4

They say there are more than one types of step. Is there any exam that can help me know my foot angle/type/format/etc, so i can buy running shoes that are good for my feet?

  • 3
    Any decent running store should be able to perform a gait analysis. – JohnP Mar 6 '13 at 18:27
  • Oh, i didn't know it was called gait analysis. Thx for the info. – MurifoX Mar 6 '13 at 18:41
  • I don't really get the question here. It might be useful, but in its current form I don't really get it. – Baarn Mar 6 '13 at 20:53
  • Instead of closing the question, can we change the title? I think its a general question about pronation, and about identifying potential orthopedic issues that could affect a running shoe decision. – DavidR Mar 6 '13 at 21:45
2

You are trying to determine if you are an over or under pronator (or a neutral runner).

Pronating is the movement your foot makes as it strikes the ground. Over pronation is when the foot rolls in at more than 15% causing the big toe to do most of the push off. Under pronating or supination is when the foot rolls in at less than 15% leaving most of the stress on the outside of the foot.

One way to determine this is by examining an old pair of running shoes and looking at the wear pattern. If the majority of wear is on the inside of the shoe you're likely an over pronator. If it's on the outside, under pronator.
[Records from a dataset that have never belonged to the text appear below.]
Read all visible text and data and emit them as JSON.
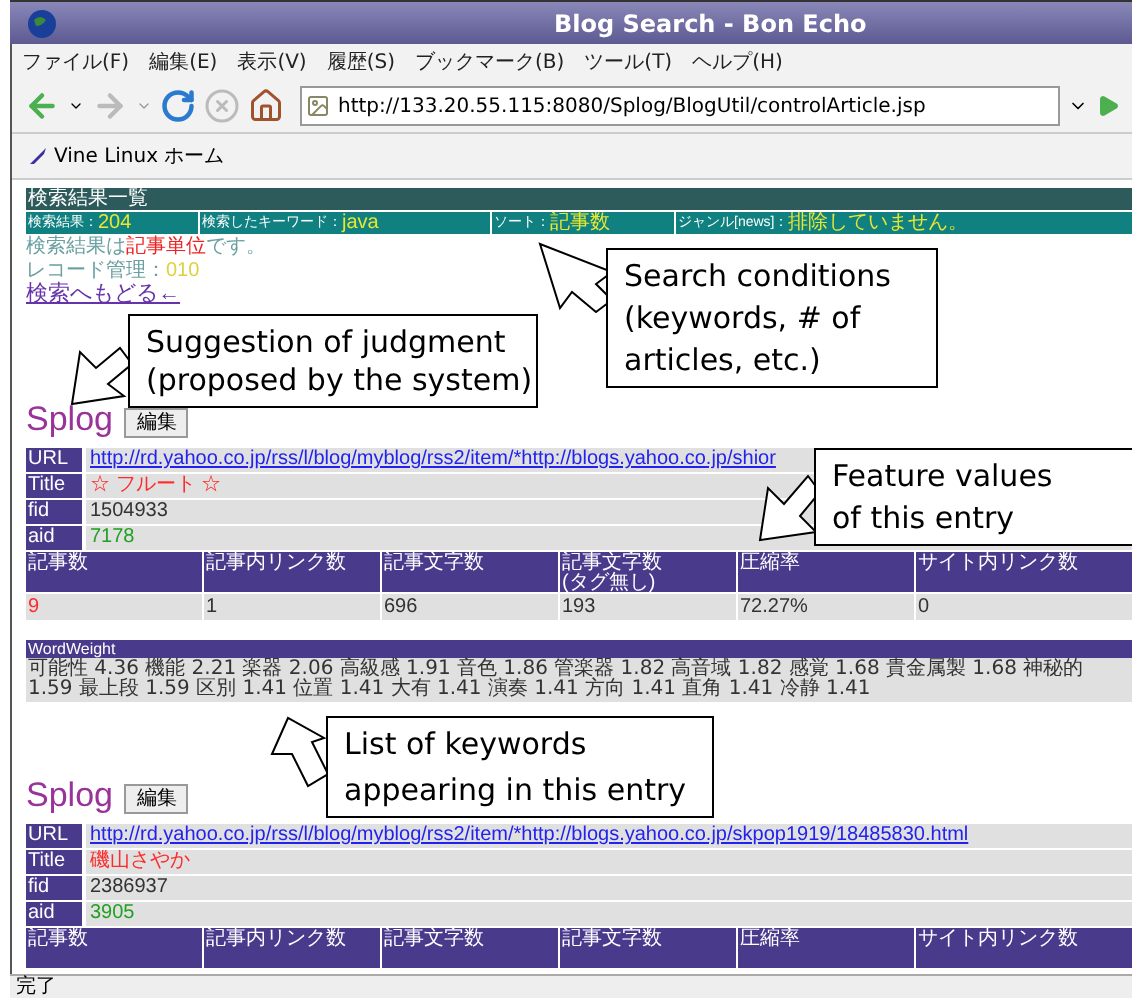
{
  "window": {
    "title": "Blog Search - Bon Echo"
  },
  "menu": [
    "ファイル(F)",
    "編集(E)",
    "表示(V)",
    "履歴(S)",
    "ブックマーク(B)",
    "ツール(T)",
    "ヘルプ(H)"
  ],
  "toolbar": {
    "url": "http://133.20.55.115:8080/Splog/BlogUtil/controlArticle.jsp"
  },
  "bookmarks": [
    "Vine Linux ホーム"
  ],
  "results": {
    "heading": "検索結果一覧",
    "conditions": [
      {
        "label": "検索結果：",
        "value": "204"
      },
      {
        "label": "検索したキーワード：",
        "value": "java"
      },
      {
        "label": "ソート：",
        "value": "記事数"
      },
      {
        "label": "ジャンル[news]：",
        "value": "排除していません。"
      }
    ],
    "unit_note": {
      "before": "検索結果は",
      "highlight": "記事単位",
      "after": "です。"
    },
    "record_note": {
      "label": "レコード管理：",
      "value": "010"
    },
    "back_link": "検索へもどる←"
  },
  "entries": [
    {
      "verdict": "Splog",
      "edit_button": "編集",
      "fields": [
        {
          "label": "URL",
          "value": "http://rd.yahoo.co.jp/rss/l/blog/myblog/rss2/item/*http://blogs.yahoo.co.jp/shior",
          "kind": "link"
        },
        {
          "label": "Title",
          "value": "☆ フルート ☆",
          "kind": "title"
        },
        {
          "label": "fid",
          "value": "1504933",
          "kind": "plain"
        },
        {
          "label": "aid",
          "value": "7178",
          "kind": "id"
        }
      ],
      "features": {
        "columns": [
          [
            "記事数"
          ],
          [
            "記事内リンク数"
          ],
          [
            "記事文字数"
          ],
          [
            "記事文字数",
            "(タグ無し)"
          ],
          [
            "圧縮率"
          ],
          [
            "サイト内リンク数"
          ]
        ],
        "values": [
          {
            "text": "9",
            "highlight": true
          },
          {
            "text": "1",
            "highlight": false
          },
          {
            "text": "696",
            "highlight": false
          },
          {
            "text": "193",
            "highlight": false
          },
          {
            "text": "72.27%",
            "highlight": false
          },
          {
            "text": "0",
            "highlight": false
          }
        ]
      },
      "word_weight": {
        "heading": "WordWeight",
        "text": "可能性 4.36 機能 2.21 楽器 2.06 高級感 1.91 音色 1.86 管楽器 1.82 高音域 1.82 感覚 1.68 貴金属製 1.68 神秘的 1.59 最上段 1.59 区別 1.41 位置 1.41 大有 1.41 演奏 1.41 方向 1.41 直角 1.41 冷静 1.41"
      }
    },
    {
      "verdict": "Splog",
      "edit_button": "編集",
      "fields": [
        {
          "label": "URL",
          "value": "http://rd.yahoo.co.jp/rss/l/blog/myblog/rss2/item/*http://blogs.yahoo.co.jp/skpop1919/18485830.html",
          "kind": "link"
        },
        {
          "label": "Title",
          "value": "磯山さやか",
          "kind": "title"
        },
        {
          "label": "fid",
          "value": "2386937",
          "kind": "plain"
        },
        {
          "label": "aid",
          "value": "3905",
          "kind": "id"
        }
      ],
      "features": {
        "columns": [
          [
            "記事数"
          ],
          [
            "記事内リンク数"
          ],
          [
            "記事文字数"
          ],
          [
            "記事文字数"
          ],
          [
            "圧縮率"
          ],
          [
            "サイト内リンク数"
          ]
        ]
      }
    }
  ],
  "callouts": [
    {
      "lines": [
        "Search conditions",
        "(keywords, # of",
        "articles, etc.)"
      ]
    },
    {
      "lines": [
        "Suggestion of judgment",
        "(proposed by the system)"
      ]
    },
    {
      "lines": [
        "Feature values",
        "of this entry"
      ]
    },
    {
      "lines": [
        "List of keywords",
        "appearing in this entry"
      ]
    }
  ],
  "status_bar": "完了"
}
Any of your local running specialty stores should be able to provide you with a proper gait analysis and help you get in the correct pair of shoes.
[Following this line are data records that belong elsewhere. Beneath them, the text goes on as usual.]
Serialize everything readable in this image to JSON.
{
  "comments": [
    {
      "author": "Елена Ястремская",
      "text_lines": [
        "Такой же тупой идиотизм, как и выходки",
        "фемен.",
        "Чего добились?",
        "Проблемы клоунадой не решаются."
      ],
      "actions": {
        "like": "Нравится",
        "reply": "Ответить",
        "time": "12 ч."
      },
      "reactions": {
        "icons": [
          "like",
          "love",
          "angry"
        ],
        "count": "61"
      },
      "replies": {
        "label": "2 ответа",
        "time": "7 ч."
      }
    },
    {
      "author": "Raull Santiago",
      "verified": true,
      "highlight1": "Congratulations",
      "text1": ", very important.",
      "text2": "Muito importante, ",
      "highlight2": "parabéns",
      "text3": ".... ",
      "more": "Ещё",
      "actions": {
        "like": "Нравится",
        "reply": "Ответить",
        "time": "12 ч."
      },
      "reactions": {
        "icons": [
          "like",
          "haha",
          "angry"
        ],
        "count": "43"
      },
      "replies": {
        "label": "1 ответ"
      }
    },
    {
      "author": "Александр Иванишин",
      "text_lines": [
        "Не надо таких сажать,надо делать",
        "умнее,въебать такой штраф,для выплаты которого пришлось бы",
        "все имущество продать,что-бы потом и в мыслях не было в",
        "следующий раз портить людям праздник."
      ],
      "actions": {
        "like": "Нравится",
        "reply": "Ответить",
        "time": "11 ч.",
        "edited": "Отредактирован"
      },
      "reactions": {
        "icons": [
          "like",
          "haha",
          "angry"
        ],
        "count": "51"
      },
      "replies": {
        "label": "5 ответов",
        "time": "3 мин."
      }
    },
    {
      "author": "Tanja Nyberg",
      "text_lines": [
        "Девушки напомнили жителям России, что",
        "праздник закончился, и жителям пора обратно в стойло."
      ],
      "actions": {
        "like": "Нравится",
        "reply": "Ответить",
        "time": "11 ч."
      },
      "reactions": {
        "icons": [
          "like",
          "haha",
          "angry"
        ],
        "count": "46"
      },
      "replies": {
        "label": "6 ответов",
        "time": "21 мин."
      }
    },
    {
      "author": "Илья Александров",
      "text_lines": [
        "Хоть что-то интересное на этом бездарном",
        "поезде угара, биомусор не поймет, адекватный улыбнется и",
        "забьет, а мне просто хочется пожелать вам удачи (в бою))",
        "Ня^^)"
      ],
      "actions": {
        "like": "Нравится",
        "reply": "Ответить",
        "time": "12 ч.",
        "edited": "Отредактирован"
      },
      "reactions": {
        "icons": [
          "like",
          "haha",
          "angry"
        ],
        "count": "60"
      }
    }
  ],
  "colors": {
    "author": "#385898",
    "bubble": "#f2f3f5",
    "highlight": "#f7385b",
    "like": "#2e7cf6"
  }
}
| improve this answer | |
  • That's good to know. I have bought a new pair of running shoes and i didn't know if it will be the right one for me. – MurifoX Mar 6 '13 at 19:09
  • 1
    There are also the people that strike with their heel/fore/mid foot first... – BryceH Mar 6 '13 at 19:43
1

I don't remember the name of the place around where I live but there are places that will record you running and have it analyzed and tell you what type of runner you are and also the best type of shoe for you (which they obviously carry but you don't have to buy). Sorry I can't find the website but here's one I came across that may help.

Learn Your Foot Type

| improve this answer | |

Your Answer

By clicking “Post Your Answer”, you agree to our terms of service, privacy policy and cookie policy

Not the answer you're looking for? Browse other questions tagged or ask your own question.